#### ACTIVITY:
Give back the lines below verbatim, omitting all pictures.

======== RECORDS FOR THIS EXERCISE

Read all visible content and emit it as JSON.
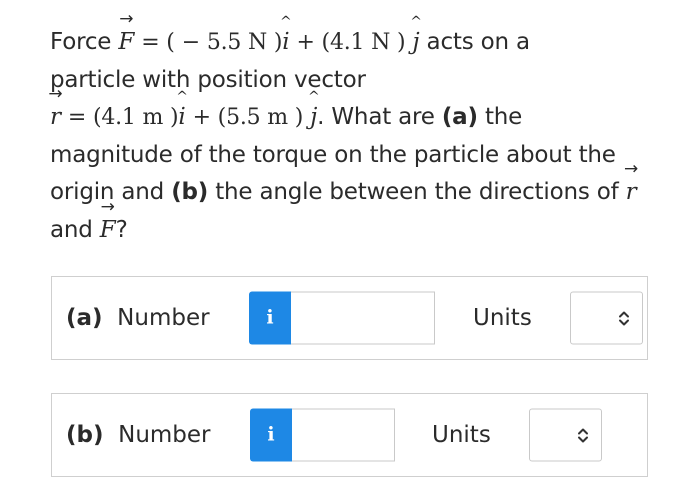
{
  "question": {
    "t_force": "Force",
    "force_symbol": "F",
    "eq1": "= (",
    "force_x": "− 5.5 N )",
    "i_unit": "i",
    "plus1": "+ (",
    "force_y": "4.1 N )",
    "j_unit": "j",
    "t_acts": "acts on a",
    "t_particle": "particle with position vector",
    "pos_symbol": "r",
    "eq2": "= (",
    "pos_x": "4.1 m )",
    "plus2": "+ (",
    "pos_y": "5.5 m )",
    "t_whatare": ". What are",
    "part_a": "(a)",
    "t_the_mag": "the",
    "t_magnitude": "magnitude of the torque on the particle about the",
    "t_origin": "origin and",
    "part_b": "(b)",
    "t_angle": "the angle between the directions of",
    "t_and": "and",
    "t_qmark": "?"
  },
  "answer_a": {
    "label_part": "(a)",
    "label_text": "Number",
    "info": "i",
    "value": "",
    "units_label": "Units",
    "units_value": ""
  },
  "answer_b": {
    "label_part": "(b)",
    "label_text": "Number",
    "info": "i",
    "value": "",
    "units_label": "Units",
    "units_value": ""
  },
  "colors": {
    "info_button": "#1e88e5",
    "text": "#2b2b2b",
    "border": "#cfcfcf"
  },
  "icons": {
    "info": "info-icon",
    "units_dropdown": "up-down-chevron-icon"
  }
}
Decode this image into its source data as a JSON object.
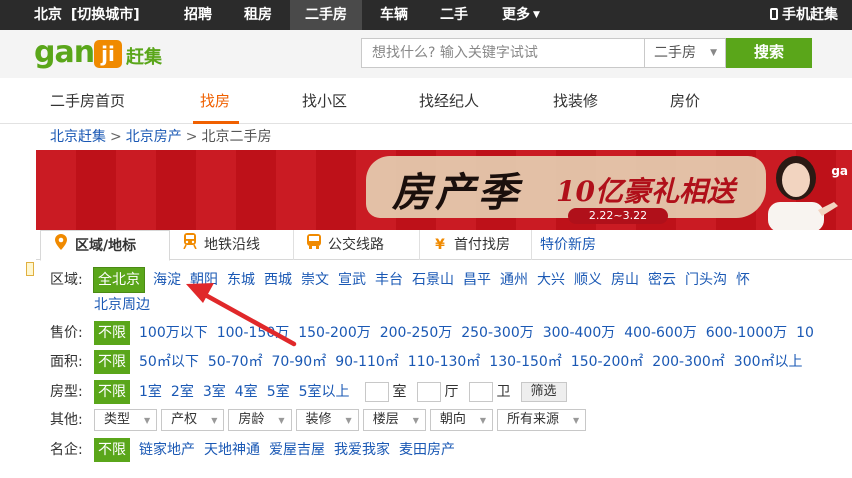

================

#### ANSWER SPACE:
Read all visible content and emit it as JSON.
{
  "question": {
    "t_force": "Force",
    "force_symbol": "F",
    "eq1": "= (",
    "force_x": "− 5.5 N )",
    "i_unit": "i",
    "plus1": "+ (",
    "force_y": "4.1 N )",
    "j_unit": "j",
    "t_acts": "acts on a",
    "t_particle": "particle with position vector",
    "pos_symbol": "r",
    "eq2": "= (",
    "pos_x": "4.1 m )",
    "plus2": "+ (",
    "pos_y": "5.5 m )",
    "t_whatare": ". What are",
    "part_a": "(a)",
    "t_the_mag": "the",
    "t_magnitude": "magnitude of the torque on the particle about the",
    "t_origin": "origin and",
    "part_b": "(b)",
    "t_angle": "the angle between the directions of",
    "t_and": "and",
    "t_qmark": "?"
  },
  "answer_a": {
    "label_part": "(a)",
    "label_text": "Number",
    "info": "i",
    "value": "",
    "units_label": "Units",
    "units_value": ""
  },
  "answer_b": {
    "label_part": "(b)",
    "label_text": "Number",
    "info": "i",
    "value": "",
    "units_label": "Units",
    "units_value": ""
  },
  "colors": {
    "info_button": "#1e88e5",
    "text": "#2b2b2b",
    "border": "#cfcfcf"
  },
  "icons": {
    "info": "info-icon",
    "units_dropdown": "up-down-chevron-icon"
  }
}
Decode this image into its source data as a JSON object.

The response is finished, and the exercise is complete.